UNESCO Commission Ponders Palestine
On November 28, 85 members of the US National Commission for UNESCO (the United Nations Educational, Scientific, and Cultural Organization) met in Washington, D.C. I attended the meeting, because I was appointed to the commission in 2011 by US Secretary of State Hillary Rodham Clinton following nomination by the American Library Association through its International Relations Committee.
The US National Commission serves as a federal advisory committee through the Department of State. The commission is comprised of up to 100 members appointed by the Secretary of State with up to 60 representatives of nongovernment organizations, 10 US government officials, 15 representatives from state and local governments, and up to 15 individuals at large. In 2004, the United States, after a 20-year absence, rejoined as a member of UNESCO and then created a national advisory commission. Before 1984, ALA had been a member of the commission and in spring 2010 ALA again was invited to be a member.
There was lively discussion at the November meeting about a range of topics related to US engagement with UNESCO, especially US funding for the organization. On October 31, the State of Palestine gained initial approval of its bid for full membership in UNESCO as part of a broader campaign for recognition by the United Nations Security Council. This is a major concern, because full membership in UNESCO for Palestine would result in a legally mandated cutoff of all contributions, both dues and voluntary, from the United States.
After the October 31 vote, both the United States and Israel pulled the plug on monetary support to UNESCO, leaving the agency to struggle with $80 million less in funding for the rest of the year. Existing US law mandates the termination of money to the United Nations or any of its agencies if it grants “full membership as a state to any organization or group that does not have the internationally recognized attributes of statehood.” More legislation along the same lines has been introduced. The United States contributes 22% of UNESCO’s budget, so if the US cuts off its funding permanently, the agency would be forced to reduce its program activities and lay off personnel.
At the meeting, Assistant Secretary of State for International Organization Affairs Esther Brimmer spoke with the group about UNESCO’s alignment with US foreign policy, the positive benefits of multilateral engagement, and Secretary Clinton and President Obama’s continued commitment to remain part of all UN agencies, in particular UNESCO. David Killion, US Ambassador to UNESCO, informed the commission that he is working with other State Department officials to encourage Congress to amend the laws, which are not likely to be repealed. The dilemma is a practical one for the United States—how to continue participating if government funding dried up. The executive and legislative branches of government appear to be in disagreement.

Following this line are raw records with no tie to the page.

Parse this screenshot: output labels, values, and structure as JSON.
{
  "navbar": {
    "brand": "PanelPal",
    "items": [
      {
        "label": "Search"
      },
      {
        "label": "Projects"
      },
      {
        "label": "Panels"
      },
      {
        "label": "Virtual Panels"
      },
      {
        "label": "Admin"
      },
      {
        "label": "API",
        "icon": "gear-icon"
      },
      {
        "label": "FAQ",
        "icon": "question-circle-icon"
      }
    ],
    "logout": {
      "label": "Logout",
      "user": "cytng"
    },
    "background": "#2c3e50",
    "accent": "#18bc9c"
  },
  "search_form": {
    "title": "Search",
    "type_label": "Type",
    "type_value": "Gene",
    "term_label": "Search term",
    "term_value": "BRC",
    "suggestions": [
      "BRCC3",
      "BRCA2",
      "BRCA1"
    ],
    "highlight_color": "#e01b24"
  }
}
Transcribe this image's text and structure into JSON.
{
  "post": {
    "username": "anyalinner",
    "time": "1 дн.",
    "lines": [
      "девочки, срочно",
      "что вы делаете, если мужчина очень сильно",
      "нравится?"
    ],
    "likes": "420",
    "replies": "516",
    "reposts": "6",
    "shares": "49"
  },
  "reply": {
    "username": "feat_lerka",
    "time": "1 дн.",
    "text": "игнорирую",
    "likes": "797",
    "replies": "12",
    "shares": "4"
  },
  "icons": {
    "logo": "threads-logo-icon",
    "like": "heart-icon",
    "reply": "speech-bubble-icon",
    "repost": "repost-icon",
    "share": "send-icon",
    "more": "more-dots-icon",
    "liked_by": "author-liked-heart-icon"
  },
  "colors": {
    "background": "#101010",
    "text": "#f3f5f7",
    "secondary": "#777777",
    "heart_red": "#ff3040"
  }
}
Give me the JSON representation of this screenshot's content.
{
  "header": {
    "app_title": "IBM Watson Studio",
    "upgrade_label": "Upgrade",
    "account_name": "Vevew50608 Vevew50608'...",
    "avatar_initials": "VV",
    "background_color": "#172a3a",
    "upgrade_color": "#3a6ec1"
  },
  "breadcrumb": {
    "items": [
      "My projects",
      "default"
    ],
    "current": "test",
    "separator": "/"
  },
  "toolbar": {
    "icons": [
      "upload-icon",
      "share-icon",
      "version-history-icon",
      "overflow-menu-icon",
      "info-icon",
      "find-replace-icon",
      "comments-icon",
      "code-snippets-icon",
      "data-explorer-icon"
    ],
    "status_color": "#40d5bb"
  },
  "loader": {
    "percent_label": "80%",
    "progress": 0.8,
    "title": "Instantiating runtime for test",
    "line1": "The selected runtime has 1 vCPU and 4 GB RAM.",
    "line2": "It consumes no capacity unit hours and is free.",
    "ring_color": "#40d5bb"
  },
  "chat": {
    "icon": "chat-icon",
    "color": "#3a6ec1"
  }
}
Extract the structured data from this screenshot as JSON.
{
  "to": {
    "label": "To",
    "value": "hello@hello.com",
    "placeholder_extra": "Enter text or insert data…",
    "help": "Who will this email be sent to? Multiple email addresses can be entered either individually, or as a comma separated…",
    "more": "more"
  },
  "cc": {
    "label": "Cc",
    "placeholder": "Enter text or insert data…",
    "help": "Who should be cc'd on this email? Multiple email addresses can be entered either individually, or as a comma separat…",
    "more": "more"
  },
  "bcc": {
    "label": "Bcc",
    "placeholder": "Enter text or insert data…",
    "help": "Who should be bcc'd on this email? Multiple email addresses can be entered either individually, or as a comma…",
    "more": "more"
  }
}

As the end of the year approached, UNESCO continued to deal with the loss of funding. Science magazine published an article November 25 describing how the loss of US dollars may have an impact on scientific programs. The Associated Press has also run articles detailing how the loss of funding may affect UNESCO programs in education, social sciences, and the developing world. Musician Herbie Hancock, a UNESCO goodwill ambassador, wrote an op-ed piece about the issue in the December 2 Washington Post. The cessation of US funds to UNESCO will affect global programs in literacy, gender equality, clean water initiatives, and many others.
The UN is identifying which other of its agencies are likely to be approached by Palestine to petition for full membership. The next agency meeting where Palestine is expected to request membership is the World Intellectual Property Organization; other meetings on the calendar include the World Health Organization, UNICEF, the World Bank, the International Atomic Energy Agency, and the International Civil Aviation Organization. Following its current mandate, the US would be required to stop contributing dues to those important organizations as well. Solving such global issues as illiteracy and climate change requires the leaders and citizens of all countries to work together. The work of UNESCO and other UN agencies is needed during these critical times.
BARBARA J. FORD, ALA president in 1997–1998, is the director of the Mortenson Center for International Library Programs and Mortenson distinguished professor at the University of Illinois at Urbana-Champaign library.